The trade winds are whispering, telling me the story of a secret place - a place undiscovered by divers, a whimsical, musical, mythical place devoid of mainstream tourism. That place is St. Vincent and the Grenadines, an undiscovered paradise nestled in the Windward Islands of the Caribbean.
Few visitors have passed beyond the idyllic beaches and into the waters of St. Vincent and the Grenadines. But those who do so will discover a marine ecosystem overflowing with colorful and unusual marine life.
The contrast between the islands of St. Vincent and those of the Grenadines is dramatic.
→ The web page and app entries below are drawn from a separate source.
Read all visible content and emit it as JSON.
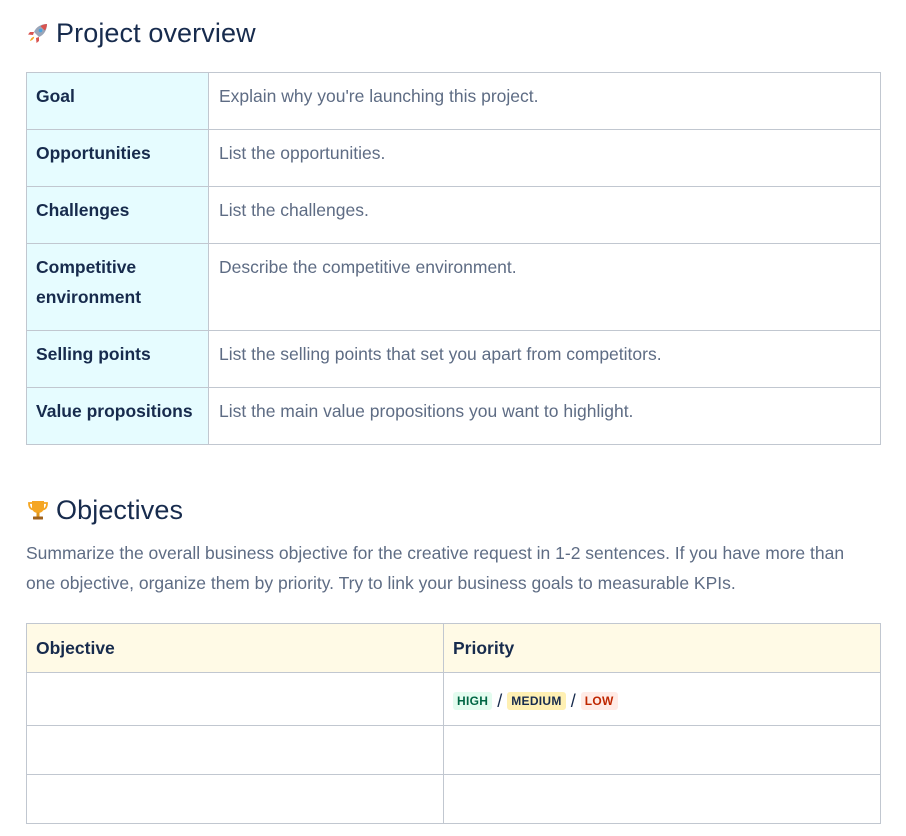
{
  "overview": {
    "title": "Project overview",
    "icon": "rocket-icon",
    "rows": [
      {
        "label": "Goal",
        "value": "Explain why you're launching this project."
      },
      {
        "label": "Opportunities",
        "value": "List the opportunities."
      },
      {
        "label": "Challenges",
        "value": "List the challenges."
      },
      {
        "label": "Competitive environment",
        "value": "Describe the competitive environment."
      },
      {
        "label": "Selling points",
        "value": "List the selling points that set you apart from competitors."
      },
      {
        "label": "Value propositions",
        "value": "List the main value propositions you want to highlight."
      }
    ],
    "label_bg": "#e6fcff"
  },
  "objectives": {
    "title": "Objectives",
    "icon": "trophy-icon",
    "description": "Summarize the overall business objective for the creative request in 1-2 sentences. If you have more than one objective, organize them by priority. Try to link your business goals to measurable KPIs.",
    "table": {
      "headers": [
        "Objective",
        "Priority"
      ],
      "header_bg": "#fffae6",
      "rows": [
        {
          "objective": "",
          "priority": {
            "high": "HIGH",
            "separator1": "/",
            "medium": "MEDIUM",
            "separator2": "/",
            "low": "LOW"
          }
        },
        {
          "objective": "",
          "priority": ""
        },
        {
          "objective": "",
          "priority": ""
        }
      ]
    }
  },
  "colors": {
    "text_primary": "#172b4d",
    "text_secondary": "#5e6c84",
    "border": "#c1c7d0",
    "status_high_bg": "#e3fcef",
    "status_high_text": "#006644",
    "status_medium_bg": "#fff0b3",
    "status_low_bg": "#ffebe6",
    "status_low_text": "#bf2600"
  }
}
St. Vincent is an island of striking elevations, rain forest, waterfalls and secret pools. The Grenadines are composed mostly of low-lying desert islands ringed by some of the world's most scenic and secluded sand beaches. The rich waters that bathe the lava rock headlands of St. Vincent's coastline are a deep blue-green, while the shoal waters of the Grenadines take on all imaginable shades of a luminous and exciting blue.
With so much contrasting natural beauty above the water, it's not surprising that there exists an incredible contrast beneath the waves of St. Vincent and the nearby Grenadines, which are just 20 nautical miles to the south.
The submerged lava rock ledges of St. Vincent are covered by light pink encrusting coralline algae and small stony corals. The sandy areas between the fringing reefs are composed of a salt-and-pepper mix of volcanic and crushed coral sand. Gorgonian sea rods and plumes form lush, soft coral forests that sway back and forth in the gentle swell. Squadrons of reef squid at least 20-strong patrol these shallows and allow your close inspection. Lava ledges support tall pillar coral formations resembling Disneyland castles. Under the ledges, big-eyed soldierfish form tight skittish schools.
St. Vincent is situated in the confluence of several oceanic currents that keep countless chromis up in the water column dancing and feeding. Sites like Han's Reef are so inundated by small fishes that my buddy, swimming just above the reef, became totally obscured.
The drop-offs of St. Vincent are typically sheer, though not bottomless. These vertical ledges are adorned with lush pink gorgonian fans. The wall at New Guinea Reef dropped straight down to 120 feet, where I found a collection of black coral trees comparable in size and splendor to any I have seen in the world.
Our guide, Bill Tewes, who owns Dive St. Vincent, pointed out five different frogfish at a site called Orca Point. The following day on a different site he showed me five sea horses - more than most people see in a lifetime.
St. Vincent is without a doubt a critter paradise. But what of her Grenadines just to the south?
We sailed down to the Tobago Cayes of the Grenadines,each day filled with exhilarating sailing before rafting up to explore local snorkeling and finally the local watering holes of islands such as Mustique and Bequia.
Our first dive in the Tobago Cayes was at Mayreau Gardens. Our dive guide, Glenroy Adams of Grenadines Dive, explained that the health of these reefs was due to strong currents that often flow through here. As such we would be doing a drift dive.
I soon found myself submerged on a lush coral garden that gently sloped downward from 30 feet to 60 feet. The seabed was covered with large, hard corals, bright azure vase and orange elephant ear sponges. Sunlight danced over the white sand patches between coral heads, purple sea fans and golden sea plumes. In the shallows, my buddy was swarmed by creole wrasses while I spent time gazing at a black spotted grouper, a big southern stingray and a blacktip reef shark.
Our next dive was on the wreck of the Purini, a 150-foot vessel that went down in 1918. Sitting in 20 to 40 feet of water, the wreck acted as a magnet for reef fishes. Its boiler, bow and large props were the photogenic home to snappers, squirrelfish, angelfish and grunts. We poked around and enjoyed the abundant sea life until it was time to surface.
As we headed north to St. Vincent, I reflected on how different from St. Vincent and yet how beautiful these Grenadines were, each a completely different destination with separate yet related underwater world of wonder.
Those trade winds soon snapped the mainsail full and commenced to whisper into my subconscious ear, ''You'll sail back here to dive again one day soon.''